The Board of the MTA consists of 9 members, 5 of which are appointed by the governor giving him/her de facto control over the MTA. This is why Governor Cuomo has been roundly mocked for pretending not to be in charge of the MTA.
Living in a democracy, we must accept a certain imperfection in our systems. Politics are always going to be messy and frustrating. However, the structure of the MTA leaves the politics of transportation in the metropolitan New York area fatally flawed.
Challenge #4: How to Fix the MTA
Some have argued to return the control of the subway and bus systems to the city and I would love to see that (and more home-rule in general) but that’s not going to happen. Partly because no Governor would voluntarily surrender that amount of power, partly because the level of debt within the MTA makes it hard to see how you could restructure that with independent agents (or how an independent subway/bus system could borrow at the same rates on its own.

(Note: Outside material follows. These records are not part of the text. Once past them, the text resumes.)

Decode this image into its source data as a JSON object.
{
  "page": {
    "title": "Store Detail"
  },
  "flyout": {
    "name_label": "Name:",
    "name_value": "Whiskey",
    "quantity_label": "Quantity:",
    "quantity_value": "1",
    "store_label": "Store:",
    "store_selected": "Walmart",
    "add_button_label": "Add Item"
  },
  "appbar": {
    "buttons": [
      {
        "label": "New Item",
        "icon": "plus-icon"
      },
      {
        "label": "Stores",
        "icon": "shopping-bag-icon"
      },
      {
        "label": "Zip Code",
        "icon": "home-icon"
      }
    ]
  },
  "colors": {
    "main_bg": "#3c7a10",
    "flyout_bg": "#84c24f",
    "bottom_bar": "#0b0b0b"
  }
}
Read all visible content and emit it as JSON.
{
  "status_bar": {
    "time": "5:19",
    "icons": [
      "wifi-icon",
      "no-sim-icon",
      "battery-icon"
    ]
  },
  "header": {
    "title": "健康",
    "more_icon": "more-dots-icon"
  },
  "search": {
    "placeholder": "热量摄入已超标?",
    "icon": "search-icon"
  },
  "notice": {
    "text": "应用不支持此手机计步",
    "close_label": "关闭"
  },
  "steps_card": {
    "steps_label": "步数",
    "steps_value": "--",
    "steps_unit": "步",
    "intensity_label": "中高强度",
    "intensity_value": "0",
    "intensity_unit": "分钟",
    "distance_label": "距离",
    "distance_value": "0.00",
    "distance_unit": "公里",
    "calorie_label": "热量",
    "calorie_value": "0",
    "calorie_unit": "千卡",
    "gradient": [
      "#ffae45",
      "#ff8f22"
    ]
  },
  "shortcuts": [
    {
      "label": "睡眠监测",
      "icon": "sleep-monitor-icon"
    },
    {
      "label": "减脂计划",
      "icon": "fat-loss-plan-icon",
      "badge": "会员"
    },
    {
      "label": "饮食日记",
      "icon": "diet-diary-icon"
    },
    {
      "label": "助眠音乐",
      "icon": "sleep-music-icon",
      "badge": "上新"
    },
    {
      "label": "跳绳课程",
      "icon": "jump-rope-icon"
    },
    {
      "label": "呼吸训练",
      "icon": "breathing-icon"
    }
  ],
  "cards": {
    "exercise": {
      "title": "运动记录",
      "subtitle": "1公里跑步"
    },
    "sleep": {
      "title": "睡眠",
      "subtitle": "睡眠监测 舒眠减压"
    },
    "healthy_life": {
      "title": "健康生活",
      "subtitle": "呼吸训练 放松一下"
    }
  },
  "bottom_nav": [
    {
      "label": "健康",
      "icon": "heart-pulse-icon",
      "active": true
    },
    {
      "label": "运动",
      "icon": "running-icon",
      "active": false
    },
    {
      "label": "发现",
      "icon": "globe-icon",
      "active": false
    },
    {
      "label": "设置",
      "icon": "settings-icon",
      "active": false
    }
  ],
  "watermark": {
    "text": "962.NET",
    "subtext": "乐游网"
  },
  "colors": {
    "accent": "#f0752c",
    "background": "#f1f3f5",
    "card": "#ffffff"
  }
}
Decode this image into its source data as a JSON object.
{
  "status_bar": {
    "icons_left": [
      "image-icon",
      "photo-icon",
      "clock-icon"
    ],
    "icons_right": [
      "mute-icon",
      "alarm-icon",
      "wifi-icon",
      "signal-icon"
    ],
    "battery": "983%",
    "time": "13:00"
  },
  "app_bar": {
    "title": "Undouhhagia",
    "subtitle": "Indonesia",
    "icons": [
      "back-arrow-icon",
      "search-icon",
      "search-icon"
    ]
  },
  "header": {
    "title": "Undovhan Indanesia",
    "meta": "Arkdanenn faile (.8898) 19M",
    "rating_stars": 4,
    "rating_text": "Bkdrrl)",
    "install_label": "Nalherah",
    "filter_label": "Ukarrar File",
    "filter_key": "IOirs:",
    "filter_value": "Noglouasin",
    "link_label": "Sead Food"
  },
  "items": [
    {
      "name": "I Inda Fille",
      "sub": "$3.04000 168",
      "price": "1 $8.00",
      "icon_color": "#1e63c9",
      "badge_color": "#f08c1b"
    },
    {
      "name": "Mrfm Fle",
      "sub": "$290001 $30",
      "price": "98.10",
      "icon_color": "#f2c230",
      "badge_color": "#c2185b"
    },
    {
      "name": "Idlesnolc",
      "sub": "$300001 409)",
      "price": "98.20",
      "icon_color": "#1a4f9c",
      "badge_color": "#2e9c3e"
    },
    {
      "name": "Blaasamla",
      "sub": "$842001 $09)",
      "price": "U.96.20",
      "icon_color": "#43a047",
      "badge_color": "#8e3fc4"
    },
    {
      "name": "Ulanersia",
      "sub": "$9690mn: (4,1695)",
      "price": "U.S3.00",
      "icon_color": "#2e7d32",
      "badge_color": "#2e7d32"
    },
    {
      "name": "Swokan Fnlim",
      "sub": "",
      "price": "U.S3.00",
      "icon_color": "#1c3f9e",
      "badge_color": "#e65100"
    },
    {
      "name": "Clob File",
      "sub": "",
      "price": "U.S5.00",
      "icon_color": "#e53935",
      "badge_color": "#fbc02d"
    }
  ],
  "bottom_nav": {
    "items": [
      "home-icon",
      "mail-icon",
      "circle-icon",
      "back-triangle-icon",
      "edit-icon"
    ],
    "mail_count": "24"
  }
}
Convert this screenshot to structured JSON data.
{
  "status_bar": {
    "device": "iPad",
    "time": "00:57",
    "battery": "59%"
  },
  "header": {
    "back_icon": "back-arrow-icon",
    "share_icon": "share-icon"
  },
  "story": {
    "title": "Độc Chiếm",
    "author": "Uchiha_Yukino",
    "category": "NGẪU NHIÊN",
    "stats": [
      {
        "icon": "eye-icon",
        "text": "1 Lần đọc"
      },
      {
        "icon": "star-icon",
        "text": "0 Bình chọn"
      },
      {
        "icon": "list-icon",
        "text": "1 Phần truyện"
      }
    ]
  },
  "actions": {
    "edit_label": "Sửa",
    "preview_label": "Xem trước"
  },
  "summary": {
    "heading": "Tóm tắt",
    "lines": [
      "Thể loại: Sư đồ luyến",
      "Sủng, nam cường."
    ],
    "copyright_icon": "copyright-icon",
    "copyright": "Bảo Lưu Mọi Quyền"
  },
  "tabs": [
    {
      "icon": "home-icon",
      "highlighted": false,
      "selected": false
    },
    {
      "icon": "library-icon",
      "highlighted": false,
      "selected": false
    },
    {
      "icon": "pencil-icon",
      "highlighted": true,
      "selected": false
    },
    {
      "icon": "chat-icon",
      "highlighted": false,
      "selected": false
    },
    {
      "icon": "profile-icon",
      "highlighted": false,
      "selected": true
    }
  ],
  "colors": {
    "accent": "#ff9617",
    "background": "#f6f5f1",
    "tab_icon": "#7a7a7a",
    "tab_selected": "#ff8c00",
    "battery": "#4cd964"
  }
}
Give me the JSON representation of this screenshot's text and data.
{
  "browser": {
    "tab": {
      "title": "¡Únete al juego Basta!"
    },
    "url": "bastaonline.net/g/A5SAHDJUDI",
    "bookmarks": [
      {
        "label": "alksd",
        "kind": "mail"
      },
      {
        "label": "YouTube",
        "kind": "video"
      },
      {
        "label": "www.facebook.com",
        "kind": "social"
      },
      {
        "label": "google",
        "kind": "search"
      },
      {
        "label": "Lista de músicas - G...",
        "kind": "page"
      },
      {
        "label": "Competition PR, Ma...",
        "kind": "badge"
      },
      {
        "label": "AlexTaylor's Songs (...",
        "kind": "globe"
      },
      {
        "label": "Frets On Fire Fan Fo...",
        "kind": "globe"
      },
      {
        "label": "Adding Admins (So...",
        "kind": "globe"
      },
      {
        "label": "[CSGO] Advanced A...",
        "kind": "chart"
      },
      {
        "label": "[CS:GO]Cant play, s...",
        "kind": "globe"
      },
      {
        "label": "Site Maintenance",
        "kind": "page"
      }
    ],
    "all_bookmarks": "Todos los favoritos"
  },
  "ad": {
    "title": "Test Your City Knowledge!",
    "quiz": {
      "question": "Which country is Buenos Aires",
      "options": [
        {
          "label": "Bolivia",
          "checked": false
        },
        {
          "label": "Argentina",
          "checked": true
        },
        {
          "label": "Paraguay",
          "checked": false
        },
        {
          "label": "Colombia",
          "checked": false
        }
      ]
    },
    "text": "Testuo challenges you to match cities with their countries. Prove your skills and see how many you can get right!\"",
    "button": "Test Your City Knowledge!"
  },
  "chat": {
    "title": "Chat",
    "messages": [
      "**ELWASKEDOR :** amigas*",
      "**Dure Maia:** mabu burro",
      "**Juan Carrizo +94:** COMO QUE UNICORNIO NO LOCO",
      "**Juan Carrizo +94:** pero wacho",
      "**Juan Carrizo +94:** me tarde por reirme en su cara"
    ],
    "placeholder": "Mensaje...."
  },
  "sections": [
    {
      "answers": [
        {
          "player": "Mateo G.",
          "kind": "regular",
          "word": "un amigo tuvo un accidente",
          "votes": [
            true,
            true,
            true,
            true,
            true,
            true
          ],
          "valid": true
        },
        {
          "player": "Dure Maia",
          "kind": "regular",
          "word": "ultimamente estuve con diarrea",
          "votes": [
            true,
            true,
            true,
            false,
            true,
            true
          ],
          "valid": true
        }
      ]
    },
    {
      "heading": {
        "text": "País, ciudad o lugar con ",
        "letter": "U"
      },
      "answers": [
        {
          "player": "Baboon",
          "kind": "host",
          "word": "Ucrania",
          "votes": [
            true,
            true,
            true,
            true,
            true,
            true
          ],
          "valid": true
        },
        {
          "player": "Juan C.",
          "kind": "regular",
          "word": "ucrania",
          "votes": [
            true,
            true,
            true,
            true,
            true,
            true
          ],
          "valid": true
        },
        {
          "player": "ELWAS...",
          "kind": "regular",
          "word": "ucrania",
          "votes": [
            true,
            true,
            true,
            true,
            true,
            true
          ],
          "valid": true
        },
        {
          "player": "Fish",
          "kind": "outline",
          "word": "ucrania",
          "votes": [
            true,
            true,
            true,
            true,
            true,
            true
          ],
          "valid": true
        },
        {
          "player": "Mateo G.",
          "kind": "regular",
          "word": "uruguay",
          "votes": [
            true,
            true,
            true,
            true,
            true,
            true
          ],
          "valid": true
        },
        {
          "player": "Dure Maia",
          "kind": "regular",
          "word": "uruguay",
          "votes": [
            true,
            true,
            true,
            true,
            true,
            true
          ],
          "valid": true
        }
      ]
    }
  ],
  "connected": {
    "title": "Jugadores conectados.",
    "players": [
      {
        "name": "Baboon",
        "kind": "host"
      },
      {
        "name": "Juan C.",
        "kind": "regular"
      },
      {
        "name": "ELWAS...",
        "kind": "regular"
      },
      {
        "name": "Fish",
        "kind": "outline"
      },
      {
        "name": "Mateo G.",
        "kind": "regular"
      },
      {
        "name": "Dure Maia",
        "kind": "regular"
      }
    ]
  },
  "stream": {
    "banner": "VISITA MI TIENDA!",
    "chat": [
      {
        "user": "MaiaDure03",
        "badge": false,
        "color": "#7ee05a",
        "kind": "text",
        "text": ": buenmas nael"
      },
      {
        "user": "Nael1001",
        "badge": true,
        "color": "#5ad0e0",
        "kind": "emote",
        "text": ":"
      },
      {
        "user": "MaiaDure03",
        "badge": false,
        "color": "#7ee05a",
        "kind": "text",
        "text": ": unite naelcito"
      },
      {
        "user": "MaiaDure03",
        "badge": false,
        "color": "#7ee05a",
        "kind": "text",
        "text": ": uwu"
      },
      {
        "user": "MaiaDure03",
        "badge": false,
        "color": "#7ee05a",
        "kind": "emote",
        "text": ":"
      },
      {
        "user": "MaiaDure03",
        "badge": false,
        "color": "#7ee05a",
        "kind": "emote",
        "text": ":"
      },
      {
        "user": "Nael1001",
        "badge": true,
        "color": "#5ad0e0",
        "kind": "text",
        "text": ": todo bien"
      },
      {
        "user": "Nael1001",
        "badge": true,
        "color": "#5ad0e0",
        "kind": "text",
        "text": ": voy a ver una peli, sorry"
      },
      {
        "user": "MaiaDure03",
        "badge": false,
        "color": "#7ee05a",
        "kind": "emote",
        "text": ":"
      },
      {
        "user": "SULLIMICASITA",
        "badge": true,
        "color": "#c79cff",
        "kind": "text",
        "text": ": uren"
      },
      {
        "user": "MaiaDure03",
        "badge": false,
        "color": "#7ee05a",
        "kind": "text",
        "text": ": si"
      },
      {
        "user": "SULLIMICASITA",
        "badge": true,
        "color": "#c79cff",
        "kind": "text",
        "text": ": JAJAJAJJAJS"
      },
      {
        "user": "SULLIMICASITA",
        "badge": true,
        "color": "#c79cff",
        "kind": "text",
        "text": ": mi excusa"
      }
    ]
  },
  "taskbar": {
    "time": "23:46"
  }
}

Admittedly I don’t have much background on this.)
Mostly though, we need to have a regional approach to transportation. We need to tax cars and trucks for using our bridges, tunnels, and streets to subsidize public transit. We need to further tax rider-sharing apps like Uber and Lyft beyond just the regular 8% sales tax to subsidize public transit. We need to charge congestion pricing for our busiest streets. We need to incorporate NJT and the PATH to the greater NYC system. We certainly can’t do this if we Balkinize the subways and buses.
I propose creating a Metropolitan Transportation Authority that has dominion over the roads, rails, bridges, and tunnels of the metropolitan area spanning NYC, northern NJ, LI, Westchester/Rockland, and the Metro-North commuter shed. This agency would have a board appointee from each state’s governor and two from the Mayor of NYC.
Every form of transportation, every type of commute impacts the other. Every commuter in the metropolitan sphere would be supporting the system whether they drive or ride. The only way to organize this is to stop fragmenting it around artificial state-lines and even more artificial political lines.
I don't know what optics the Governor is looking for with this challenge, but presumably enough to declare victory as he leads up to his re-election. Just as Governor Christie in NJ failed commuters and citizens of NJ by canceling ARC in 2010, Governor Cuomo risks his legacy by neglecting transit and by failing to think bigger in a time of crisis. Without a larger, regional effort that radically shifts the focus of transportation policy, the summer of hell will turn into a permanent hell. It doesn't take a genius to fix it, it takes someone with courage.